» TASK GOAL
Restate all the entries exactly as they appear, apart from the pictures.

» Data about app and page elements
►

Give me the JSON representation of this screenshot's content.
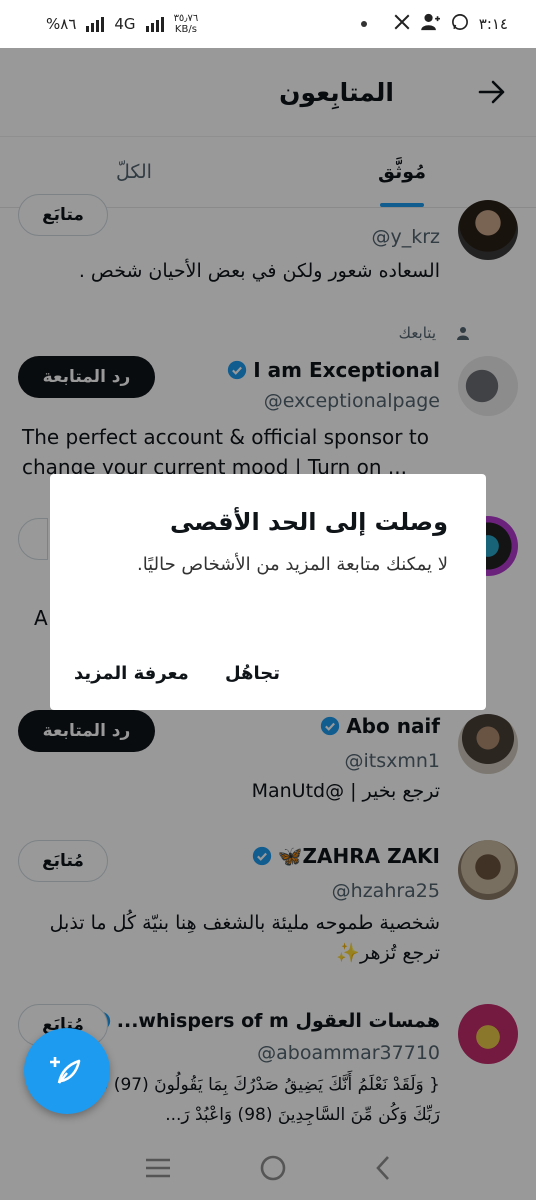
{
  "status_bar": {
    "time": "٣:١٤",
    "battery": "%٨٦",
    "network": "4G",
    "speed": "٣٥٫٧٦",
    "speed_unit": "KB/s"
  },
  "header": {
    "title": "المتابِعون"
  },
  "tabs": [
    {
      "label": "مُوثَّق"
    },
    {
      "label": "الكلّ"
    }
  ],
  "rows": [
    {
      "handle": "@y_krz",
      "bio": "السعاده شعور ولكن في بعض الأحيان شخص .",
      "button": "متابَع"
    },
    {
      "follows_you": "يتابعك",
      "name": "I am Exceptional",
      "handle": "@exceptionalpage",
      "bio": "The perfect account & official sponsor to change your current mood | Turn on ...",
      "button": "رد المتابعة"
    },
    {
      "name": "Abo naif",
      "handle": "@itsxmn1",
      "bio": "ترجع بخير | @ManUtd",
      "button": "رد المتابعة"
    },
    {
      "name": "ZAHRA ZAKI🦋",
      "handle": "@hzahra25",
      "bio": "شخصية طموحه مليئة بالشغف هِنا بنيّة كُل ما تذبل ترجع تُزهر✨",
      "button": "مُتابَع"
    },
    {
      "name": "همسات العقول whispers of m...",
      "handle": "@aboammar37710",
      "bio": "{ وَلَقَدْ نَعْلَمُ أَنَّكَ يَضِيقُ صَدْرُكَ بِمَا يَقُولُونَ (97) فَسَبِّحْ بِحَمْدِ رَبِّكَ وَكُن مِّنَ السَّاجِدِينَ (98) وَاعْبُدْ رَ...",
      "button": "مُتابَع"
    }
  ],
  "partial_row_text": "A",
  "dialog": {
    "title": "وصلت إلى الحد الأقصى",
    "message": "لا يمكنك متابعة المزيد من الأشخاص حاليًا.",
    "ignore": "تجاهُل",
    "learn_more": "معرفة المزيد"
  },
  "icons": {
    "back": "arrow-right-icon",
    "verified": "verified-badge-icon",
    "compose": "compose-feather-icon"
  },
  "colors": {
    "accent": "#1d9bf0",
    "dark_button": "#0f1419"
  }
}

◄

» RESULT OF THE TASK
Give me the JSON representation of this screenshot's content.
{
  "status_bar": {
    "time": "٣:١٤",
    "battery": "%٨٦",
    "network": "4G",
    "speed": "٣٥٫٧٦",
    "speed_unit": "KB/s"
  },
  "header": {
    "title": "المتابِعون"
  },
  "tabs": [
    {
      "label": "مُوثَّق"
    },
    {
      "label": "الكلّ"
    }
  ],
  "rows": [
    {
      "handle": "@y_krz",
      "bio": "السعاده شعور ولكن في بعض الأحيان شخص .",
      "button": "متابَع"
    },
    {
      "follows_you": "يتابعك",
      "name": "I am Exceptional",
      "handle": "@exceptionalpage",
      "bio": "The perfect account & official sponsor to change your current mood | Turn on ...",
      "button": "رد المتابعة"
    },
    {
      "name": "Abo naif",
      "handle": "@itsxmn1",
      "bio": "ترجع بخير | @ManUtd",
      "button": "رد المتابعة"
    },
    {
      "name": "ZAHRA ZAKI🦋",
      "handle": "@hzahra25",
      "bio": "شخصية طموحه مليئة بالشغف هِنا بنيّة كُل ما تذبل ترجع تُزهر✨",
      "button": "مُتابَع"
    },
    {
      "name": "همسات العقول whispers of m...",
      "handle": "@aboammar37710",
      "bio": "{ وَلَقَدْ نَعْلَمُ أَنَّكَ يَضِيقُ صَدْرُكَ بِمَا يَقُولُونَ (97) فَسَبِّحْ بِحَمْدِ رَبِّكَ وَكُن مِّنَ السَّاجِدِينَ (98) وَاعْبُدْ رَ...",
      "button": "مُتابَع"
    }
  ],
  "partial_row_text": "A",
  "dialog": {
    "title": "وصلت إلى الحد الأقصى",
    "message": "لا يمكنك متابعة المزيد من الأشخاص حاليًا.",
    "ignore": "تجاهُل",
    "learn_more": "معرفة المزيد"
  },
  "icons": {
    "back": "arrow-right-icon",
    "verified": "verified-badge-icon",
    "compose": "compose-feather-icon"
  },
  "colors": {
    "accent": "#1d9bf0",
    "dark_button": "#0f1419"
  }
}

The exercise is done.